Study material Block Start

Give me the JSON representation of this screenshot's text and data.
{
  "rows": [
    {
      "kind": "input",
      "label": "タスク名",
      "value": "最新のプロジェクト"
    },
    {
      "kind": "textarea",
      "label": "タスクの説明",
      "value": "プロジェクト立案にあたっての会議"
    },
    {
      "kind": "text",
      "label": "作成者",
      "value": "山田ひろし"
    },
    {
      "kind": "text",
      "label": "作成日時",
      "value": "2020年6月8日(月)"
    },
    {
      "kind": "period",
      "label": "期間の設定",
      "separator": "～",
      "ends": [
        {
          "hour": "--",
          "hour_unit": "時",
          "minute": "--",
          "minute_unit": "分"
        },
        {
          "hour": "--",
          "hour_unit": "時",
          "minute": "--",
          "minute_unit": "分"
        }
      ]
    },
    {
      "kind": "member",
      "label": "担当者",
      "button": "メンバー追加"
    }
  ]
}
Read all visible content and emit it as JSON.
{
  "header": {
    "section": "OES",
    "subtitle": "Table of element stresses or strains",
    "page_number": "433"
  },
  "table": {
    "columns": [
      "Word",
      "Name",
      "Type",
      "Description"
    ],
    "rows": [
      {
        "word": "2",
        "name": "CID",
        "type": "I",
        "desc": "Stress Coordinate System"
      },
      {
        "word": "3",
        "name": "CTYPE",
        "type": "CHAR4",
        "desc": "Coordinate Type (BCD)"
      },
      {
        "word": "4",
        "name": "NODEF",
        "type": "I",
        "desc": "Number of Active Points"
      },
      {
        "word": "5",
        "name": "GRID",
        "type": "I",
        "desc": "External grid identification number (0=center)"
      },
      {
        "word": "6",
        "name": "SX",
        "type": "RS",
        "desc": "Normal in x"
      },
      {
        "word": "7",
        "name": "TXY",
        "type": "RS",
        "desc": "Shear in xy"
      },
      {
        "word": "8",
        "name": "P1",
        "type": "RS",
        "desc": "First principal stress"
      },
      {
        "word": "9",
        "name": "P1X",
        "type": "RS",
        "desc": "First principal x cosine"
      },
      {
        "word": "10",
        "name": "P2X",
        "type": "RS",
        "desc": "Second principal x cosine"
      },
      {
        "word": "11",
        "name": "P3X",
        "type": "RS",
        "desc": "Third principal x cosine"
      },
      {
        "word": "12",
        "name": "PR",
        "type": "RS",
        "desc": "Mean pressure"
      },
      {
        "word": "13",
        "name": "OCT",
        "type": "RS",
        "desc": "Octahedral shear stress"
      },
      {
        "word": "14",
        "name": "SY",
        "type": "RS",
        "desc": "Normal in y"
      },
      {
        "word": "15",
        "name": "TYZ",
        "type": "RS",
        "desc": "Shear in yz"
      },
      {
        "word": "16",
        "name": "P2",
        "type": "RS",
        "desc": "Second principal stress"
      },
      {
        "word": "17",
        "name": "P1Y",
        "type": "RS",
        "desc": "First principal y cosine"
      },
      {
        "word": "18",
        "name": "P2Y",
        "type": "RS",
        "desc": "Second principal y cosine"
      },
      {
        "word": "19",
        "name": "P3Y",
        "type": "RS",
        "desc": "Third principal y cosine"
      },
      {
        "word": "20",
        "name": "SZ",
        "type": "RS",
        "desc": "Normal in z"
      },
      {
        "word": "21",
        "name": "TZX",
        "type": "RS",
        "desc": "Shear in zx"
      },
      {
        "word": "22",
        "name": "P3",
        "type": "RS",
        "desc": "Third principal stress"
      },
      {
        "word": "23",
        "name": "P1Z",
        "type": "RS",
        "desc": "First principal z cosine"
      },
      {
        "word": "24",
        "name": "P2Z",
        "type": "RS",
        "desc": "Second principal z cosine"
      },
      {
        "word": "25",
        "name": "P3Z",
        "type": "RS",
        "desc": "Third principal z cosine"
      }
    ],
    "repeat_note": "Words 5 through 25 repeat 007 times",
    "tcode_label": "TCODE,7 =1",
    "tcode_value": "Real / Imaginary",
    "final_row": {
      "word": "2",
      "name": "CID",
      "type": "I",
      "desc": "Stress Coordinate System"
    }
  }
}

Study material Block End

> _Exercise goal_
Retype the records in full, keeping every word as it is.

> _Output of the exercise_
Give me the JSON representation of this screenshot's text and data.
{
  "rows": [
    {
      "kind": "input",
      "label": "タスク名",
      "value": "最新のプロジェクト"
    },
    {
      "kind": "textarea",
      "label": "タスクの説明",
      "value": "プロジェクト立案にあたっての会議"
    },
    {
      "kind": "text",
      "label": "作成者",
      "value": "山田ひろし"
    },
    {
      "kind": "text",
      "label": "作成日時",
      "value": "2020年6月8日(月)"
    },
    {
      "kind": "period",
      "label": "期間の設定",
      "separator": "～",
      "ends": [
        {
          "hour": "--",
          "hour_unit": "時",
          "minute": "--",
          "minute_unit": "分"
        },
        {
          "hour": "--",
          "hour_unit": "時",
          "minute": "--",
          "minute_unit": "分"
        }
      ]
    },
    {
      "kind": "member",
      "label": "担当者",
      "button": "メンバー追加"
    }
  ]
}
Read all visible content and emit it as JSON.
{
  "header": {
    "section": "OES",
    "subtitle": "Table of element stresses or strains",
    "page_number": "433"
  },
  "table": {
    "columns": [
      "Word",
      "Name",
      "Type",
      "Description"
    ],
    "rows": [
      {
        "word": "2",
        "name": "CID",
        "type": "I",
        "desc": "Stress Coordinate System"
      },
      {
        "word": "3",
        "name": "CTYPE",
        "type": "CHAR4",
        "desc": "Coordinate Type (BCD)"
      },
      {
        "word": "4",
        "name": "NODEF",
        "type": "I",
        "desc": "Number of Active Points"
      },
      {
        "word": "5",
        "name": "GRID",
        "type": "I",
        "desc": "External grid identification number (0=center)"
      },
      {
        "word": "6",
        "name": "SX",
        "type": "RS",
        "desc": "Normal in x"
      },
      {
        "word": "7",
        "name": "TXY",
        "type": "RS",
        "desc": "Shear in xy"
      },
      {
        "word": "8",
        "name": "P1",
        "type": "RS",
        "desc": "First principal stress"
      },
      {
        "word": "9",
        "name": "P1X",
        "type": "RS",
        "desc": "First principal x cosine"
      },
      {
        "word": "10",
        "name": "P2X",
        "type": "RS",
        "desc": "Second principal x cosine"
      },
      {
        "word": "11",
        "name": "P3X",
        "type": "RS",
        "desc": "Third principal x cosine"
      },
      {
        "word": "12",
        "name": "PR",
        "type": "RS",
        "desc": "Mean pressure"
      },
      {
        "word": "13",
        "name": "OCT",
        "type": "RS",
        "desc": "Octahedral shear stress"
      },
      {
        "word": "14",
        "name": "SY",
        "type": "RS",
        "desc": "Normal in y"
      },
      {
        "word": "15",
        "name": "TYZ",
        "type": "RS",
        "desc": "Shear in yz"
      },
      {
        "word": "16",
        "name": "P2",
        "type": "RS",
        "desc": "Second principal stress"
      },
      {
        "word": "17",
        "name": "P1Y",
        "type": "RS",
        "desc": "First principal y cosine"
      },
      {
        "word": "18",
        "name": "P2Y",
        "type": "RS",
        "desc": "Second principal y cosine"
      },
      {
        "word": "19",
        "name": "P3Y",
        "type": "RS",
        "desc": "Third principal y cosine"
      },
      {
        "word": "20",
        "name": "SZ",
        "type": "RS",
        "desc": "Normal in z"
      },
      {
        "word": "21",
        "name": "TZX",
        "type": "RS",
        "desc": "Shear in zx"
      },
      {
        "word": "22",
        "name": "P3",
        "type": "RS",
        "desc": "Third principal stress"
      },
      {
        "word": "23",
        "name": "P1Z",
        "type": "RS",
        "desc": "First principal z cosine"
      },
      {
        "word": "24",
        "name": "P2Z",
        "type": "RS",
        "desc": "Second principal z cosine"
      },
      {
        "word": "25",
        "name": "P3Z",
        "type": "RS",
        "desc": "Third principal z cosine"
      }
    ],
    "repeat_note": "Words 5 through 25 repeat 007 times",
    "tcode_label": "TCODE,7 =1",
    "tcode_value": "Real / Imaginary",
    "final_row": {
      "word": "2",
      "name": "CID",
      "type": "I",
      "desc": "Stress Coordinate System"
    }
  }
}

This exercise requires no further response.